PIERRE, S.D. — South Dakota Attorney General Jason Ravnsborg will avoid a trial and take a plea deal on misdemeanor traffic charges in a crash last year in which he fatally hit a man who was walking along a rural highway, a prosecutor said Wednesday.
Beadle County State’s Attorney Michael Moore, who is one of two prosecutors on the case, told The Associated Press that “there won’t be a trial and there will be a plea entered,” but he declined to discuss further details of the arrangement. The plea will be entered Thursday, when Ravnsborg’s trial was scheduled to begin, he said.
Moore said a judge’s order that bars state officials from discussing details of the investigation prevented him from disclosing more.
The attorney general’s office did not immediately respond to a request for comment.
Ravnsborg, the state’s top law enforcement officer, was charged with three misdemeanors that each carry sentences of up to 30 days in jail and up to a $500 fine. The charges don’t affect the Republican’s qualification to hold the office of attorney general in South Dakota, but lawmakers from his own party have called for him to step down and pushed for the Legislature to impeach him.
The widow of Joseph Boever, the man who was killed at age 55, has indicated that she plans to file a wrongful death lawsuit against Ravnsborg.
Elected to his first term in 2018, the attorney general initially told authorities that he thought he had struck a deer or another large animal while he was driving home to Pierre from a Republican fundraiser late on Sept. 12. He said he had searched the unlit area with a cellphone flashlight and didn’t realize he had killed a man until the next day when he returned to the scene on U.S. 14 near Highmore.
Crash investigators said in November that Ravnsborg was distracted when he veered onto the shoulder of the highway where Boever was walking. But prosecutors took months more to make a charging decision in the crash, launching an investigation that considered cellphone GPS data, video footage from along Ravnsborg’s route and DNA evidence.
A toxicology report taken roughly 15 hours after the crash showed no alcohol in Ravnsborg’s system, and people attending the fundraiser said he was not seen drinking alcohol.
In videos released by Gov. Kristi Noem this year, criminal investigators confronted Ravnsborg with gruesome details of the crash, including that Boever’s eyeglasses were found inside Ravnsborg’s vehicle. At one point, they told him: “His face was in your windshield, Jason. Think about that.”
Ravnsborg seemed unsure in the videos about how he had swerved onto the shoulder, but detectives told him bone scrapings were found on the shoulder’s rumble strip.
“I never saw him.
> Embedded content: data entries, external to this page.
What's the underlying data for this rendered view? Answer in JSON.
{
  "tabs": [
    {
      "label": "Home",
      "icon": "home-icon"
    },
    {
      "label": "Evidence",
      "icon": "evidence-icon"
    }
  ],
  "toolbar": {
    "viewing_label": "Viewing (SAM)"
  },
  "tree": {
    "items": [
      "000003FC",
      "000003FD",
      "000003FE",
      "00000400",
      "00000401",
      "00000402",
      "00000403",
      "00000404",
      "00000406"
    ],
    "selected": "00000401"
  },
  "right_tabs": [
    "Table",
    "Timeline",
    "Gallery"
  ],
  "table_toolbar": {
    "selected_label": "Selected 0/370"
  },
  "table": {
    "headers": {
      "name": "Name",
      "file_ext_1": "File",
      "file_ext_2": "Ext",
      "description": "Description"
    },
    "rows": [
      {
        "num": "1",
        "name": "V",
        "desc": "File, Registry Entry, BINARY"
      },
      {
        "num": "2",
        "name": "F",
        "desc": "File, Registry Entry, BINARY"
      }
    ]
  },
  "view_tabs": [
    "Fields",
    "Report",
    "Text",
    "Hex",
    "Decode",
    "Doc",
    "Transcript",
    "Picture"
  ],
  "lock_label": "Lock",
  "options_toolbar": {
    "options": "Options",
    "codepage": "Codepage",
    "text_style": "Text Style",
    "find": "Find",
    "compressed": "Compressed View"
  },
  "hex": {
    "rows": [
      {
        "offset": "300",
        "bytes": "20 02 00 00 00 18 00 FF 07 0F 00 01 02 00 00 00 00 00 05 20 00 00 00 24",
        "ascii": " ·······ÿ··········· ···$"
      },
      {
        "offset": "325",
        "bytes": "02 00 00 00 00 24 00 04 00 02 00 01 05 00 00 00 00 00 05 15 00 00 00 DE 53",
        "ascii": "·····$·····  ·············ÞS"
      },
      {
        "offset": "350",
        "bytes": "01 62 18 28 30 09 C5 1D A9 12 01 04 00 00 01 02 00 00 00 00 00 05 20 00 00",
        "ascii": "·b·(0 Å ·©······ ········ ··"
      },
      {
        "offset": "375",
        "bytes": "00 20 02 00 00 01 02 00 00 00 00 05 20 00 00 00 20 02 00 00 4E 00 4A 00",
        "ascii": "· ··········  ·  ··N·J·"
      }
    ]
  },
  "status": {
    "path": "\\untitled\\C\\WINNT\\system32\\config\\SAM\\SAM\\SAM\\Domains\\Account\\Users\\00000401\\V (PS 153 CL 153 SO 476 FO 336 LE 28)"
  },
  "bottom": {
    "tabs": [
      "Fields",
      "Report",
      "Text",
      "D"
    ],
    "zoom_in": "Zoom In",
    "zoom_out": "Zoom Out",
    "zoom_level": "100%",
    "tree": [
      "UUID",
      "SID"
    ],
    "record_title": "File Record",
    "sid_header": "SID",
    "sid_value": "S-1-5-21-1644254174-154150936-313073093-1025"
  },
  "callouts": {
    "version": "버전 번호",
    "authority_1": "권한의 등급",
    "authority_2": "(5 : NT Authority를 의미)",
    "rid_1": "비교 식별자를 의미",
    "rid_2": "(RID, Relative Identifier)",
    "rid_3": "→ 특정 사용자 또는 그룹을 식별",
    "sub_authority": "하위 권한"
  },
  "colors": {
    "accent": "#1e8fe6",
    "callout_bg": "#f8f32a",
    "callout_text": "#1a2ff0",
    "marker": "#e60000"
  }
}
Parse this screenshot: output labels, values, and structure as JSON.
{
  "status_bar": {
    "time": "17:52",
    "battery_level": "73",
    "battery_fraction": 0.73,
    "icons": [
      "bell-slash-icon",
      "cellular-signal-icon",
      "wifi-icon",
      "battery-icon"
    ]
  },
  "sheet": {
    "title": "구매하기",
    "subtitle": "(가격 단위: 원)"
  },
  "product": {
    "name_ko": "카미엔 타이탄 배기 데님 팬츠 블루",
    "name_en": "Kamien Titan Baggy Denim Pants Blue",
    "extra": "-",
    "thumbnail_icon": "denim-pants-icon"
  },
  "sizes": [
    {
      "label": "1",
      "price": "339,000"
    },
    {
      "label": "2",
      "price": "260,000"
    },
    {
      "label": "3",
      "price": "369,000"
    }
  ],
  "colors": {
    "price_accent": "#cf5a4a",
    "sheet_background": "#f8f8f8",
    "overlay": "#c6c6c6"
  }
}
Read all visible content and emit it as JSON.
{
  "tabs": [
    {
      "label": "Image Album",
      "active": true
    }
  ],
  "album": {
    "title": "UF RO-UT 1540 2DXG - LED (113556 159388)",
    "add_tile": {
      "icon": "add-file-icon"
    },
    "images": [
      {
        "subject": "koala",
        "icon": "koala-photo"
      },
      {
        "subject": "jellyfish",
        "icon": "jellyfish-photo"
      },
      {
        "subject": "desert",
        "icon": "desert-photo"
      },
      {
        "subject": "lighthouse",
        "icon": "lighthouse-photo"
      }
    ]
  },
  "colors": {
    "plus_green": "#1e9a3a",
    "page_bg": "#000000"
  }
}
I never saw him,” Ravnsborg told the detectives.
Noem called on Ravnsborg to resign in February after the investigation concluded, but Ravnsborg resisted those calls, saying he was still capable of fulfilling the duties of his office and asking that he be given due process under the law. Three law enforcement groups, the South Dakota Fraternal Order of Police, the South Dakota Chiefs’ of Police Association and the South Dakota Sheriffs’ Association, joined the governor’s calls for him to step down.
The Republican-dominated Legislature considered impeaching the attorney general this year, but momentum quickly died out and lawmakers decided to wait until after the criminal proceedings to consider whether to proceed. House lawmakers said Wednesday that they were still digesting what the plea deal meant for possible impeachment.
Republican state Rep. Steve Haugaard, an ally of the attorney general, said an impeachment seemed unlikely, especially given that new details about the crash won’t come out at a criminal trial.
However, Republican Rep. Tim Goodwin, who has called for Ravnsborg to resign, didn’t drop the possibility of a fresh effort to remove him from office. It would require a special session, which can be called either by the governor or by two-thirds of both the House and Senate.
“There’s still one person that died, and he’s our senior law enforcement officer,” Goodwin said.
Ravnsborg’s attorneys filed a motion last month alleging that Boever’s alcoholism and prescription drug abuse led at least one family member, a cousin, to believe that a depressed Boever killed himself by jumping in front of Ravnsborg’s car.
Ravnsborg hasn’t said whether he will seek a second term next year, but his predecessor, Marty Jackley, is running for his old job. Jackley served for 10 years in the post before losing the Republican primary for governor to Noem in 2018.
Stephen Groves, The Associated Press